I go to this length enumerating his tournament wins because he is primarily thought of as a money player. I've watched him stuck hundreds of points, and plus hundreds of points, and he is formidable no matter how he's doing, which is why the other top players fear him.
What books do you recommend?
I'm a big fan of the Harry Potter series.
Oh, you meant backgammon books?
The two best books of all time are Magriel's, and Danny's first one, Vision Laughs at Counting. The best recent book is probably Walter's Backgammon Boot Camp.
One that might not hold up, but I really liked the format, was Reno 1986.
What area of the game gives you the most problems?
I don't think there is a particular area, e.g., backgames. I tend to play too fast, which leads to errors.
How do you prepare for major tournaments?
I don't have a special routine. When I was playing all the time I was already in a general state of preparedness. I ought to develop some sort of warm up now that I don't play every day, but these days I am so busy I doubt I'd be able to follow one even if I developed it.
Anything else you care to add about yourself or backgammon?
Earlier, when I was writing about Craig Chellstorp I was thinking about how he didn't like to have his matches recorded. He was one of many top players who felt that others might profit by studying their games, and wanted to control the profits.
At the time most of us believed that the best players had their own style, that if you watched Kiumar Motakhasses you would see something very different than if you watched Joe Dwek.

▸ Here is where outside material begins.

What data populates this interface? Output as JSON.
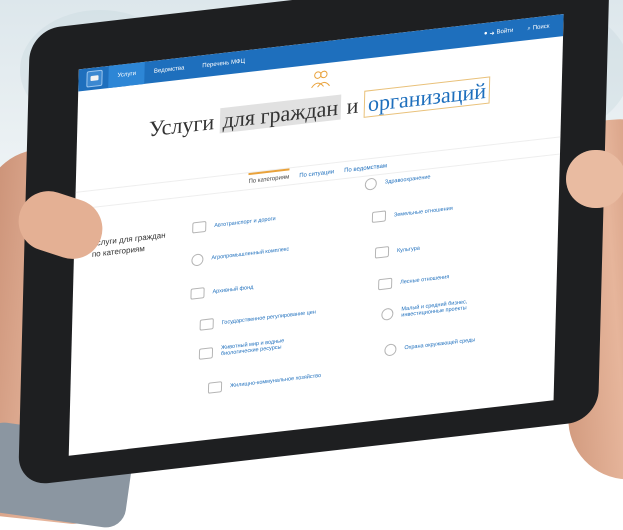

I don't think people believe that today. If you can't watch Craig, or study his matches, find someone else with a comparable (or better) error rate and study theirs. Put bags over their heads and what difference does it make if you are watching Mochy, or Karsten Neilsen, or Steve Sax? Drape a gunnysack over Stick Rice or Falafel and you have no idea what sort of foodstuff you are feasting on. Style is just a synonym for idiosyncratic errors.
In one sense I think that is true. I do think that Steve and Karsten and Mochy and Falafel and Stick all play like each other, but that's because they all imitate the same style: Snowie's.
In a broader sense I hope that style is not synonymous with error rate. It means there is more to learn, things the bots aren't able to teach. And it means backgammon can, like the old days, have flair. Bring back the days when playing like a robot is reserved for X-22, and the rest of us have to learn to play like ourselves.
Could you give a short list of major awards or distinctions you have achieved in backgammon?
Funnily enough, two of the biggest money prizes I've won were for 3rd place finishes: in the ProAm, and in the Super Jackpot in Vegas. What follows is a list of first place finishes that come quickly to mind. Given time I could name others.
US Open, Nevada State Championship, Thai Open, Midwest Championship, Chicago Open, Star Online Cup, Georgia Masters, Land of Lincoln Masters, Pittsburgh Open, ABT Player of the Year, Thailand Super Jackpot, Japan Super Jackpot.